Where a line in the data below includes the word "that", count it. State the total and nothing more.

⟨

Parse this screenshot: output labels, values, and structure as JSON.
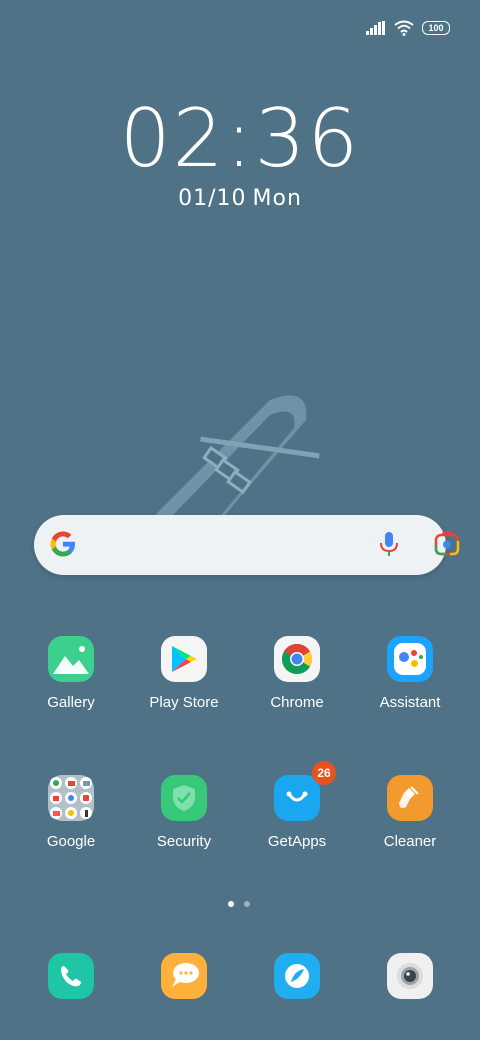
{
  "status_bar": {
    "battery": "100"
  },
  "lockclock": {
    "time": "02:36",
    "date": "01/10",
    "day": "Mon"
  },
  "search": {
    "provider": "Google"
  },
  "apps_row1": [
    {
      "label": "Gallery",
      "icon": "gallery-icon",
      "color": "#3dcf8e"
    },
    {
      "label": "Play Store",
      "icon": "play-store-icon",
      "color": "#f5f5f5"
    },
    {
      "label": "Chrome",
      "icon": "chrome-icon",
      "color": "#f5f5f5"
    },
    {
      "label": "Assistant",
      "icon": "assistant-icon",
      "color": "#1aa3ff"
    }
  ],
  "apps_row2": [
    {
      "label": "Google",
      "icon": "google-folder-icon",
      "color": "#b4c0c8"
    },
    {
      "label": "Security",
      "icon": "security-icon",
      "color": "#37c87a"
    },
    {
      "label": "GetApps",
      "icon": "getapps-icon",
      "color": "#1aa7f0",
      "badge": "26"
    },
    {
      "label": "Cleaner",
      "icon": "cleaner-icon",
      "color": "#f29a2e"
    }
  ],
  "pager": {
    "pages": 2,
    "current": 1
  },
  "dock": [
    {
      "icon": "phone-icon",
      "color": "#1ec6a6"
    },
    {
      "icon": "messages-icon",
      "color": "#ffb13b"
    },
    {
      "icon": "browser-icon",
      "color": "#21aef0"
    },
    {
      "icon": "camera-icon",
      "color": "#f0f0f0"
    }
  ]
}
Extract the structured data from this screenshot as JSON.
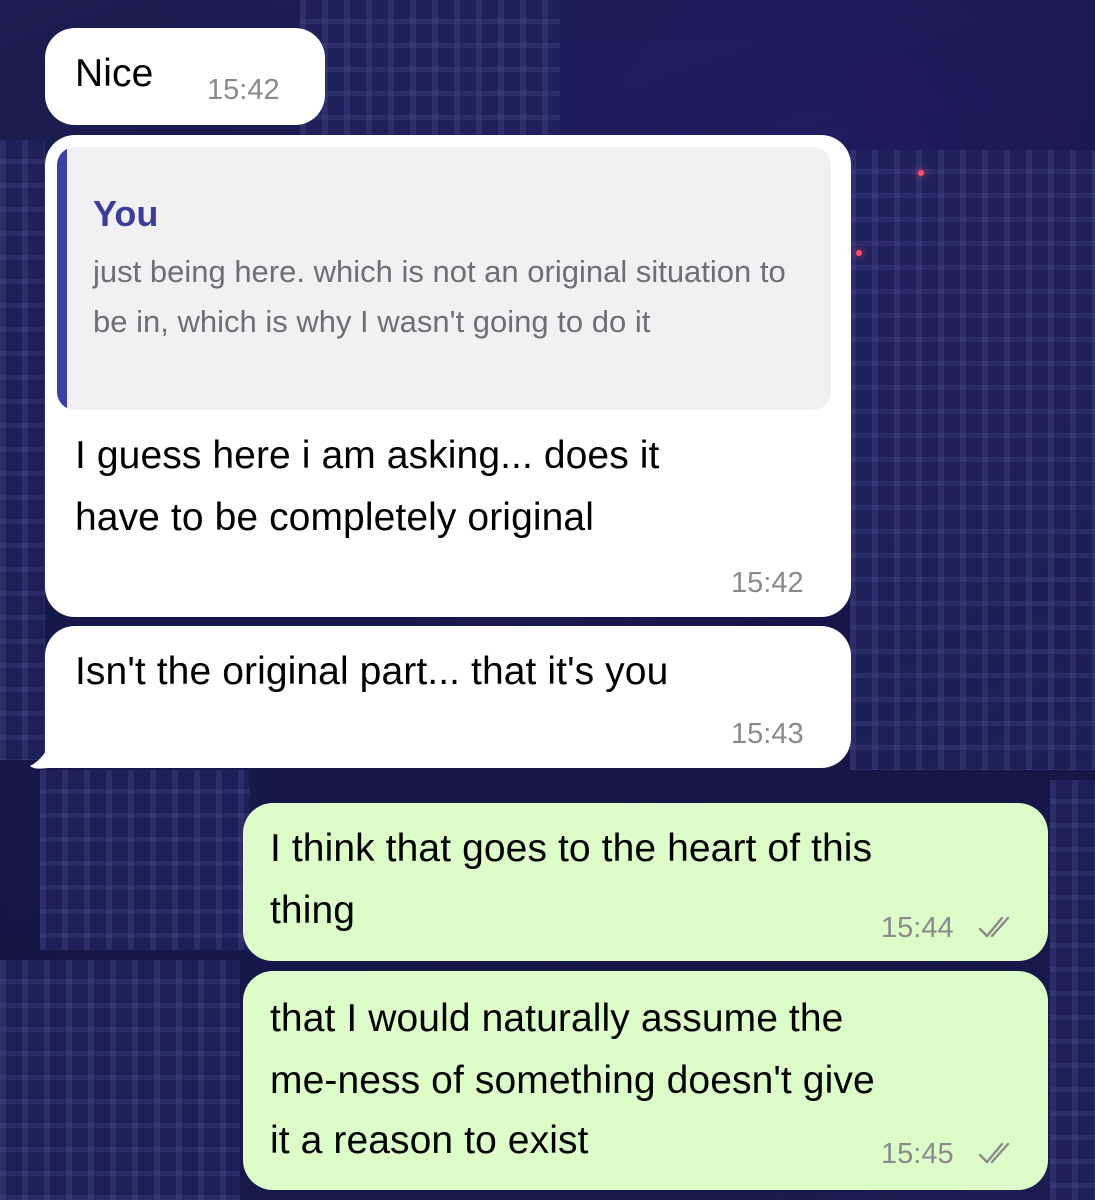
{
  "messages": [
    {
      "text": "Nice",
      "time": "15:42"
    },
    {
      "reply_to": {
        "author": "You",
        "text": "just being here. which is not an original situation to be in, which is why I wasn't going to do it"
      },
      "text_lines": [
        "I guess here i am asking... does it",
        "have to be completely original"
      ],
      "time": "15:42"
    },
    {
      "text": "Isn't the original part... that it's you",
      "time": "15:43"
    },
    {
      "text_lines": [
        "I think that goes to the heart of this",
        "thing"
      ],
      "time": "15:44",
      "status": "read"
    },
    {
      "text_lines": [
        "that I would naturally assume the",
        "me-ness of something doesn't give",
        "it a reason to exist"
      ],
      "time": "15:45",
      "status": "read"
    }
  ],
  "colors": {
    "incoming_bubble": "#ffffff",
    "outgoing_bubble": "#dcfcc8",
    "quote_accent": "#3d3fa8",
    "timestamp": "#8a8a8e"
  },
  "icons": {
    "read_receipt": "double-check-icon"
  }
}
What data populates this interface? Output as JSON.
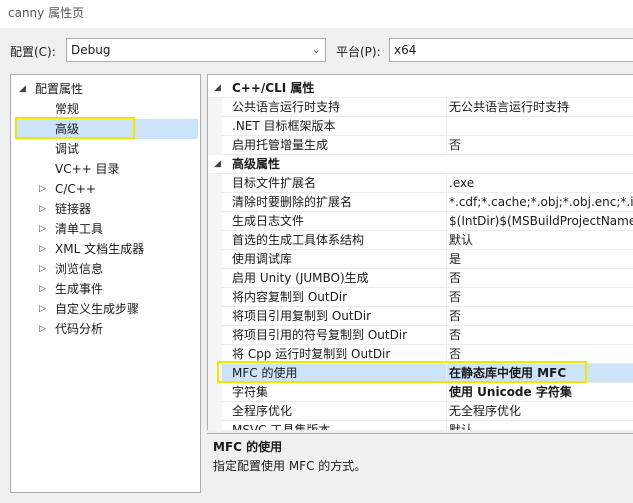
{
  "window": {
    "title": "canny 属性页"
  },
  "config": {
    "config_label": "配置(C):",
    "config_value": "Debug",
    "platform_label": "平台(P):",
    "platform_value": "x64"
  },
  "tree": {
    "items": [
      {
        "label": "配置属性",
        "expander": "◢"
      },
      {
        "label": "常规"
      },
      {
        "label": "高级"
      },
      {
        "label": "调试"
      },
      {
        "label": "VC++ 目录"
      },
      {
        "label": "C/C++",
        "expander": "▷"
      },
      {
        "label": "链接器",
        "expander": "▷"
      },
      {
        "label": "清单工具",
        "expander": "▷"
      },
      {
        "label": "XML 文档生成器",
        "expander": "▷"
      },
      {
        "label": "浏览信息",
        "expander": "▷"
      },
      {
        "label": "生成事件",
        "expander": "▷"
      },
      {
        "label": "自定义生成步骤",
        "expander": "▷"
      },
      {
        "label": "代码分析",
        "expander": "▷"
      }
    ]
  },
  "grid": {
    "categories": [
      {
        "label": "C++/CLI 属性",
        "caret": "◢",
        "rows": [
          {
            "name": "公共语言运行时支持",
            "value": "无公共语言运行时支持"
          },
          {
            "name": ".NET 目标框架版本",
            "value": ""
          },
          {
            "name": "启用托管增量生成",
            "value": "否"
          }
        ]
      },
      {
        "label": "高级属性",
        "caret": "◢",
        "rows": [
          {
            "name": "目标文件扩展名",
            "value": ".exe"
          },
          {
            "name": "清除时要删除的扩展名",
            "value": "*.cdf;*.cache;*.obj;*.obj.enc;*.ilk;*"
          },
          {
            "name": "生成日志文件",
            "value": "$(IntDir)$(MSBuildProjectName)"
          },
          {
            "name": "首选的生成工具体系结构",
            "value": "默认"
          },
          {
            "name": "使用调试库",
            "value": "是"
          },
          {
            "name": "启用 Unity (JUMBO)生成",
            "value": "否"
          },
          {
            "name": "将内容复制到 OutDir",
            "value": "否"
          },
          {
            "name": "将项目引用复制到 OutDir",
            "value": "否"
          },
          {
            "name": "将项目引用的符号复制到 OutDir",
            "value": "否"
          },
          {
            "name": "将 Cpp 运行时复制到 OutDir",
            "value": "否"
          },
          {
            "name": "MFC 的使用",
            "value": "在静态库中使用 MFC"
          },
          {
            "name": "字符集",
            "value": "使用 Unicode 字符集"
          },
          {
            "name": "全程序优化",
            "value": "无全程序优化"
          },
          {
            "name": "MSVC 工具集版本",
            "value": "默认"
          }
        ]
      }
    ]
  },
  "description": {
    "title": "MFC 的使用",
    "text": "指定配置使用 MFC 的方式。"
  },
  "colors": {
    "highlight": "#f2e600",
    "selection": "#cce4f7"
  }
}
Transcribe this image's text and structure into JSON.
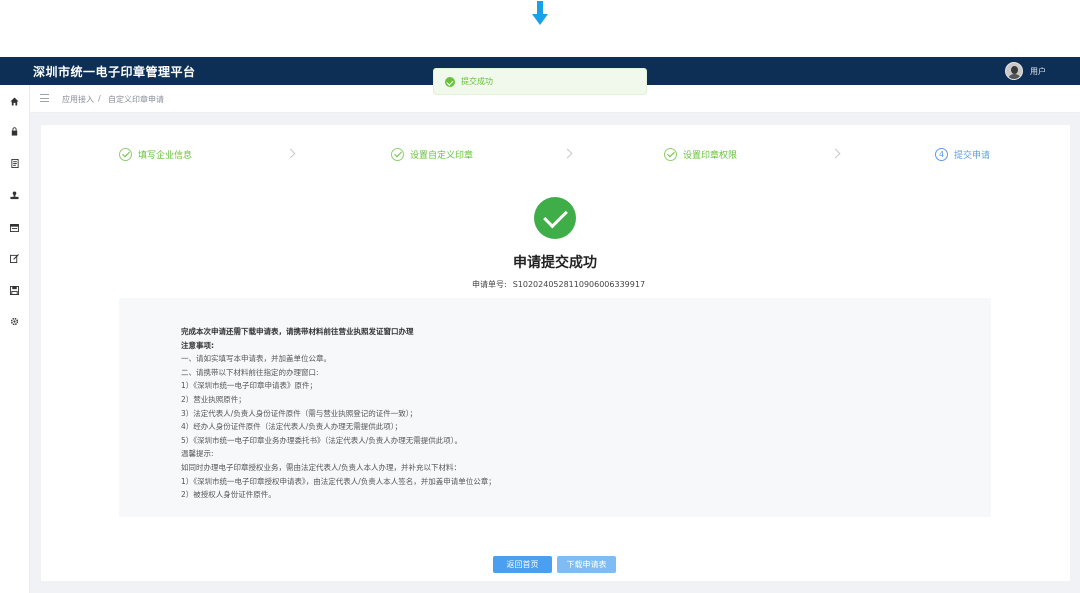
{
  "header": {
    "app_title": "深圳市统一电子印章管理平台",
    "user_name": "用户"
  },
  "toast": {
    "message": "提交成功",
    "status_color": "#67c23a"
  },
  "sidebar": {
    "icons": [
      "home-icon",
      "lock-icon",
      "document-icon",
      "seal-icon",
      "list-icon",
      "edit-icon",
      "save-icon",
      "gear-icon"
    ]
  },
  "breadcrumb": {
    "items": [
      "应用接入",
      "自定义印章申请"
    ],
    "separator": "/"
  },
  "steps": [
    {
      "label": "填写企业信息",
      "state": "done"
    },
    {
      "label": "设置自定义印章",
      "state": "done"
    },
    {
      "label": "设置印章权限",
      "state": "done"
    },
    {
      "label": "提交申请",
      "state": "active",
      "number": "4"
    }
  ],
  "result": {
    "title": "申请提交成功",
    "apply_no_label": "申请单号:",
    "apply_no_value": "S10202405281109060063399​17"
  },
  "notice": {
    "lines": [
      {
        "text": "完成本次申请还需下载申请表，请携带材料前往营业执照发证窗口办理",
        "bold": true
      },
      {
        "text": "注意事项:",
        "bold": true
      },
      {
        "text": "一、请如实填写本申请表，并加盖单位公章。",
        "bold": false
      },
      {
        "text": "二、请携带以下材料前往指定的办理窗口:",
        "bold": false
      },
      {
        "text": "1）《深圳市统一电子印章申请表》原件；",
        "bold": false
      },
      {
        "text": "2）营业执照原件；",
        "bold": false
      },
      {
        "text": "3）法定代表人/负责人身份证件原件（需与营业执照登记的证件一致）；",
        "bold": false
      },
      {
        "text": "4）经办人身份证件原件（法定代表人/负责人办理无需提供此项）；",
        "bold": false
      },
      {
        "text": "5）《深圳市统一电子印章业务办理委托书》（法定代表人/负责人办理无需提供此项）。",
        "bold": false
      },
      {
        "text": "温馨提示:",
        "bold": false
      },
      {
        "text": "如同时办理电子印章授权业务，需由法定代表人/负责人本人办理，并补充以下材料：",
        "bold": false
      },
      {
        "text": "1）《深圳市统一电子印章授权申请表》，由法定代表人/负责人本人签名，并加盖申请单位公章；",
        "bold": false
      },
      {
        "text": "2）被授权人身份证件原件。",
        "bold": false
      }
    ]
  },
  "buttons": {
    "back": "返回首页",
    "download": "下载申请表"
  },
  "colors": {
    "header_bg": "#0d2f55",
    "success": "#3fae49",
    "step_done": "#67c23a",
    "step_active": "#5b9ce6",
    "primary_button": "#4a9ff0"
  }
}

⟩

## [Exercise answer]
3